I'm in it for the chocolate

Valentines Day

For many, Valentine’s Day is a sweet day to show their love. For others, it is a bitter reminder of the fact they do not have a person to share it with. Shae Owsley, sophomore said, “I don’t like it. It’s only happy for those girls who get big teddy bears and the chocolates where the rest of us sit around feeling sorry for ourselves.” Others like myself and Celine Foster, freshman, believe that,” Valentine’s Day is a corporate holiday geared towards making money.” While only 61.8 % of consumers celebrate Valentine’s Day, they manage to spend $13.19 Billion per year on Valentine’s Day. Each person spends and average of $116.21 on Valentine’s Day. Now Valentine’s Day may not be the most expensive holiday; the spending population spent $52 Billion on Christmas. But still it is a very expensive holiday and many people spend their money to express their love. I am not bashing the expression of love in any way; it is great that people have that much love. But I am bashing the consumerism aspect of this “love filled” holiday. The way that Valentine’s Day is conditioning people to feel that objects are needed to show someone affection is a problem that will impact the next generations. The most given gift on Valentine’s Day are cards, 52.1 % of the people who celebrate this holiday give cards to their loved ones. While only 34.6 % of couples dine out together on this day. I personally feel that going out to dinner and spending time together is a much better gift to show affection than a store bought card. I am not alone in the critic of this holiday.
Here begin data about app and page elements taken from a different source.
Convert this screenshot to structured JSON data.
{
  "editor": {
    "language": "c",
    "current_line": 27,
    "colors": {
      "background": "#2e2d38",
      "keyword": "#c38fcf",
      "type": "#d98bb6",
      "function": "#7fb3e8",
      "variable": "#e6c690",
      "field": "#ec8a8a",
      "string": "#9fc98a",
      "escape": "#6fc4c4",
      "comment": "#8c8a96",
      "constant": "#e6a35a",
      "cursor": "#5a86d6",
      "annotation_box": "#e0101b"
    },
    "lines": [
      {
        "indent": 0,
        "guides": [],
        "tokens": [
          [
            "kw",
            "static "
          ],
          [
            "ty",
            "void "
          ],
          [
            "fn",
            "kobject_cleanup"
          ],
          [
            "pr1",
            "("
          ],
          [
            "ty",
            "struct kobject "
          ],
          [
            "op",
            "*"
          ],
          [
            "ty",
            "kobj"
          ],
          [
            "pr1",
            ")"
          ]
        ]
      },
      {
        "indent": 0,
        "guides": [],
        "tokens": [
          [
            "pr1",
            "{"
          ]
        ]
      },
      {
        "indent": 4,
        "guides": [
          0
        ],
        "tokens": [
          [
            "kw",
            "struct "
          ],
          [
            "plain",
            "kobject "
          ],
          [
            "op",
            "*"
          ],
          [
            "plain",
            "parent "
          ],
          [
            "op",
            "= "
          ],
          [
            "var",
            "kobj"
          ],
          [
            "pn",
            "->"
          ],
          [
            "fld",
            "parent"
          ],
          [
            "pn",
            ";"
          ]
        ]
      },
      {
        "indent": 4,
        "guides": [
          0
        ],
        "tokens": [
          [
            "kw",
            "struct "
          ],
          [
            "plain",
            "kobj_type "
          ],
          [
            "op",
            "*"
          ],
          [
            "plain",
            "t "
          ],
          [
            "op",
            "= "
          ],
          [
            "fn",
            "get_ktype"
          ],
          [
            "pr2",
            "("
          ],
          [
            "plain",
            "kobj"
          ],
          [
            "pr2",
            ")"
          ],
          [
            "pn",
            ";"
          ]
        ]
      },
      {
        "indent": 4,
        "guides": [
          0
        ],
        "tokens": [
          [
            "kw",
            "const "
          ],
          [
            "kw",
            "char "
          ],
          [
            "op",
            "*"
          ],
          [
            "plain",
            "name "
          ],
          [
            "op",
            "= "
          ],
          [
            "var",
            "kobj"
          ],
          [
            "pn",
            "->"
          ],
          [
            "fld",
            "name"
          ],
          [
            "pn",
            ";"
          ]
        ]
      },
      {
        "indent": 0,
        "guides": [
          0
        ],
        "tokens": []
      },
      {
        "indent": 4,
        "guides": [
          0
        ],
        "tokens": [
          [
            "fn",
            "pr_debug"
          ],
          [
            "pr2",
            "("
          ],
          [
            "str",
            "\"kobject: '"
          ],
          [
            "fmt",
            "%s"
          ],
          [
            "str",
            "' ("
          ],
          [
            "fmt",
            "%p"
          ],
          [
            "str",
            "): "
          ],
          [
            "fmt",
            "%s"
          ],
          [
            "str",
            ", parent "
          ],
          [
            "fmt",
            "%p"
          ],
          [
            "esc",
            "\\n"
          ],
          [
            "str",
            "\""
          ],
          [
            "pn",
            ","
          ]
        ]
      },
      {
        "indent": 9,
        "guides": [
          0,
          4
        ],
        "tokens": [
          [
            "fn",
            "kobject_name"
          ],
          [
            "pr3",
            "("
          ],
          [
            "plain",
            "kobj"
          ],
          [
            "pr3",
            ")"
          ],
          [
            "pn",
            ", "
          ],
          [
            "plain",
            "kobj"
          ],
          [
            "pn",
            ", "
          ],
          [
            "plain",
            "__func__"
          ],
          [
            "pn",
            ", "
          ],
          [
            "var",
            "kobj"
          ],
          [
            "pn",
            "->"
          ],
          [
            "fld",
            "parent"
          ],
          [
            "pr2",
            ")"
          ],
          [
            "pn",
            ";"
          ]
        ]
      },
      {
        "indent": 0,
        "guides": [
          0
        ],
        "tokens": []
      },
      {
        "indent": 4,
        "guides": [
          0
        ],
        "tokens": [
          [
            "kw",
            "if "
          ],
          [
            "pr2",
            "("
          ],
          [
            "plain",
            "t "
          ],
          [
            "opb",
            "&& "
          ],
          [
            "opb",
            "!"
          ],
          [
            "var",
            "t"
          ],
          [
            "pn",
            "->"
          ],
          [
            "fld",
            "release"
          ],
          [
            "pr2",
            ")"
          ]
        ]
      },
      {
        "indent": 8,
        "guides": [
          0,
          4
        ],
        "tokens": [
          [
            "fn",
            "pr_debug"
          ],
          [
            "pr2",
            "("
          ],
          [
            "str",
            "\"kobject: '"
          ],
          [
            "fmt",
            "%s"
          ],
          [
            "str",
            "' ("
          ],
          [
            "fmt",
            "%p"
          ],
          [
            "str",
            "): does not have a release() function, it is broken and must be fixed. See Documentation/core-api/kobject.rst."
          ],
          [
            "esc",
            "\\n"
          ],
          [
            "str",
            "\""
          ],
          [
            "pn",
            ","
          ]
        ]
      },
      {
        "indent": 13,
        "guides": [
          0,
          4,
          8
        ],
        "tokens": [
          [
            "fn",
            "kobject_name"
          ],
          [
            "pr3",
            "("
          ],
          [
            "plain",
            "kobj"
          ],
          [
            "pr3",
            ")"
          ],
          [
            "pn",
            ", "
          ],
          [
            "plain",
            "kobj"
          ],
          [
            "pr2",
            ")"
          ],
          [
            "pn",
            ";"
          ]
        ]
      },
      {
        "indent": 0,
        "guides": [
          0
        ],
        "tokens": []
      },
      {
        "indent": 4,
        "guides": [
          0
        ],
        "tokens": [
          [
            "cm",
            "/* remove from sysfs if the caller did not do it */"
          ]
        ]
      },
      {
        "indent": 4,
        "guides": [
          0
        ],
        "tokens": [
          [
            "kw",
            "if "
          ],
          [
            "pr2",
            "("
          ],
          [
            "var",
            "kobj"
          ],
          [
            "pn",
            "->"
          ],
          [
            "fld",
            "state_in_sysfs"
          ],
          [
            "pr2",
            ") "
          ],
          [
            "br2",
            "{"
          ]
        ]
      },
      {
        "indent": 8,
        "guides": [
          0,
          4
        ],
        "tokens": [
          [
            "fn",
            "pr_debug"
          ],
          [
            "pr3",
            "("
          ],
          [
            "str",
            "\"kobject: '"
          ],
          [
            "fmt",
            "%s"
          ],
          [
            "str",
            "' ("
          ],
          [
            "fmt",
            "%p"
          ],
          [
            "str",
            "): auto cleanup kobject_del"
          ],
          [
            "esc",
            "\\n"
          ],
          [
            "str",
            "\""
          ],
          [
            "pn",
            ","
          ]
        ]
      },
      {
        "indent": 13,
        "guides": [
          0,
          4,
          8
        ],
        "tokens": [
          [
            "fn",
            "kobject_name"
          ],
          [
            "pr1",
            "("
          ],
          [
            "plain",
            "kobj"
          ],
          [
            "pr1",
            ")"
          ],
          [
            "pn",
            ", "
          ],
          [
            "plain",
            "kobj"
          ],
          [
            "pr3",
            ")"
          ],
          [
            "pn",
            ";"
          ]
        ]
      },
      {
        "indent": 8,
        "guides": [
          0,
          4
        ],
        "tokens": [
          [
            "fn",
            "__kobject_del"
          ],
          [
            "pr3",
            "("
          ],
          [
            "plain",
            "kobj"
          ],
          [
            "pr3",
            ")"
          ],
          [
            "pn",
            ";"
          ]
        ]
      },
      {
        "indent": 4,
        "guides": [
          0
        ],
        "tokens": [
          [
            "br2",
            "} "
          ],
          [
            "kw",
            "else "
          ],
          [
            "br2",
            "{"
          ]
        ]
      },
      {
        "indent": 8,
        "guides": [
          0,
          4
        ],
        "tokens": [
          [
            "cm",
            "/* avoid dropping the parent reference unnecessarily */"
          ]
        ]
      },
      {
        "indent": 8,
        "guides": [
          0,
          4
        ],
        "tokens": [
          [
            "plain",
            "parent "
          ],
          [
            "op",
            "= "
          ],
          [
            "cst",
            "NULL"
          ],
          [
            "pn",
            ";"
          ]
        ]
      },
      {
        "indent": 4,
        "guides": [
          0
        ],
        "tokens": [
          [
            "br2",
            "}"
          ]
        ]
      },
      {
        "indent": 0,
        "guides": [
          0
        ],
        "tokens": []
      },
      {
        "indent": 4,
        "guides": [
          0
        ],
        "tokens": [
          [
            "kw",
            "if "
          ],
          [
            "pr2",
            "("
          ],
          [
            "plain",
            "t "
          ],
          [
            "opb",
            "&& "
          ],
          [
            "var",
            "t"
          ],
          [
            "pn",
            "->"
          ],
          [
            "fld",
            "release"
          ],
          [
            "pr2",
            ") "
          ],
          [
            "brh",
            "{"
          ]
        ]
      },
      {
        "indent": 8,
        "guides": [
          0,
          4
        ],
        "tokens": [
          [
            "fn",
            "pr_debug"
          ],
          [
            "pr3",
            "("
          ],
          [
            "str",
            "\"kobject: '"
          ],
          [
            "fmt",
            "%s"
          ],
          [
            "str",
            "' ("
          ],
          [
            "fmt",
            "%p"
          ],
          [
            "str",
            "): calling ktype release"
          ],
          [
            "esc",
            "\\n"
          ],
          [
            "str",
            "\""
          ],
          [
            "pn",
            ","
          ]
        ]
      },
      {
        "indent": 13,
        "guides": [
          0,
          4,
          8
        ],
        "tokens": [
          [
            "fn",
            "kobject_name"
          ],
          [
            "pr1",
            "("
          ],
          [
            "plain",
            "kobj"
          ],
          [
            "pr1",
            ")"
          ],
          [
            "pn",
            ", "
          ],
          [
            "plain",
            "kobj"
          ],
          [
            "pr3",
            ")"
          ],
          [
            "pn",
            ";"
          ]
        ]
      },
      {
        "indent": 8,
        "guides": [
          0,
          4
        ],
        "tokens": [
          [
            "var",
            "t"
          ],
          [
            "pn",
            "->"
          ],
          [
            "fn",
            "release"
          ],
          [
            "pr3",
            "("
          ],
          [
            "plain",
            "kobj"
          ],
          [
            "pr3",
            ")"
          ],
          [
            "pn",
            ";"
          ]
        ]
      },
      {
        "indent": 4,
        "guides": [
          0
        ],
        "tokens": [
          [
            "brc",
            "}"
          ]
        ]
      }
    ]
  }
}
Neil Haran, sophomore “The reason I don’t like Valentine’s Day is partially because of the consumerist nature of the “holiday” but also because of its impact on what we consider love. It completely generalizes the concept of what love should be. The box of chocolates, a dozen red roses, you know? You can’t generalize love, it’s different to each person and having only one day a year to show your love in a cliché way can’t possibly be a good thing.” His point of it forcing people to fit their love into a one size fits all image is happening all around us with media. When this forced expectation is put on young people in relationships it can be emotionally hurtful. Physiologist  F. Diane Barth explained in an article that, “There are, of course, the romantics, male and female, who fill the day with flowers and gifts, and celebrate in some special way, whether a candlelit dinner at home, an evening out, or a weekend away. There are the cynics who openly criticize the holiday as nothing but a marketing ploy and refuse to purchase anything, even a card, or to celebrate in any way at all. There are those who say that they express their love all year long and do not need a special day for it; and there are those who had no one to share the day with.” People need to accept that people show their love differently and maybe you are a romantic but your boyfriend or girlfriend is a cynic; obviously your expectations about the holiday will be different.   Valentine’s Day can be great for some, but for me it is a representation of our society’s consumerism. A very lovely and positive idea has been twisted into a time of harsh expectation and need of items. So celebrate love in all its forms, but do so not expecting to get from other, do it because you love that person and want to show that to them.

 

More information on the topic

http://www.statisticbrain.com/valentines-day-statistics/

http://www.psychologytoday.com/blog/the-couch/201002/breaking-valentines-day